Images don't belong in the copy. Output the rest of the data exactly.

(Entries from a dataset of interfaces)
+===+

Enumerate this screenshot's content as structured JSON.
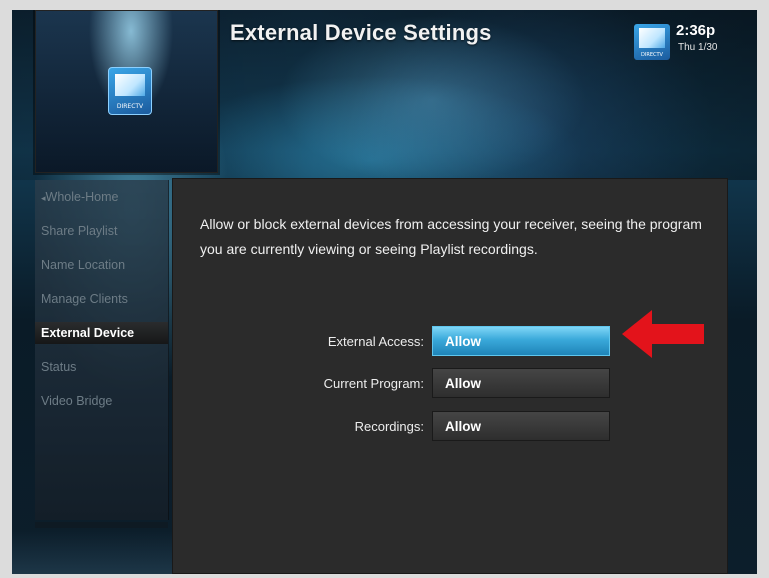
{
  "header": {
    "title": "External Device Settings",
    "time": "2:36p",
    "date": "Thu 1/30",
    "logo_text": "DIRECTV"
  },
  "preview": {
    "logo_text": "DIRECTV"
  },
  "sidebar": {
    "items": [
      {
        "label": "Whole-Home",
        "active": false
      },
      {
        "label": "Share Playlist",
        "active": false
      },
      {
        "label": "Name Location",
        "active": false
      },
      {
        "label": "Manage Clients",
        "active": false
      },
      {
        "label": "External Device",
        "active": true
      },
      {
        "label": "Status",
        "active": false
      },
      {
        "label": "Video Bridge",
        "active": false
      }
    ]
  },
  "content": {
    "description": "Allow or block external devices from accessing your receiver, seeing the program you are currently viewing or seeing Playlist recordings.",
    "settings": [
      {
        "label": "External Access:",
        "value": "Allow",
        "focused": true
      },
      {
        "label": "Current Program:",
        "value": "Allow",
        "focused": false
      },
      {
        "label": "Recordings:",
        "value": "Allow",
        "focused": false
      }
    ]
  },
  "colors": {
    "focus_accent": "#3aa9da",
    "pointer_arrow": "#e3131b"
  },
  "icons": {
    "pointer": "red-arrow-left-icon",
    "back": "chevron-left-icon"
  }
}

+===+

ANSWER SPACE »
Enumerate this screenshot's content as structured JSON.
{
  "header": {
    "title": "External Device Settings",
    "time": "2:36p",
    "date": "Thu 1/30",
    "logo_text": "DIRECTV"
  },
  "preview": {
    "logo_text": "DIRECTV"
  },
  "sidebar": {
    "items": [
      {
        "label": "Whole-Home",
        "active": false
      },
      {
        "label": "Share Playlist",
        "active": false
      },
      {
        "label": "Name Location",
        "active": false
      },
      {
        "label": "Manage Clients",
        "active": false
      },
      {
        "label": "External Device",
        "active": true
      },
      {
        "label": "Status",
        "active": false
      },
      {
        "label": "Video Bridge",
        "active": false
      }
    ]
  },
  "content": {
    "description": "Allow or block external devices from accessing your receiver, seeing the program you are currently viewing or seeing Playlist recordings.",
    "settings": [
      {
        "label": "External Access:",
        "value": "Allow",
        "focused": true
      },
      {
        "label": "Current Program:",
        "value": "Allow",
        "focused": false
      },
      {
        "label": "Recordings:",
        "value": "Allow",
        "focused": false
      }
    ]
  },
  "colors": {
    "focus_accent": "#3aa9da",
    "pointer_arrow": "#e3131b"
  },
  "icons": {
    "pointer": "red-arrow-left-icon",
    "back": "chevron-left-icon"
  }
}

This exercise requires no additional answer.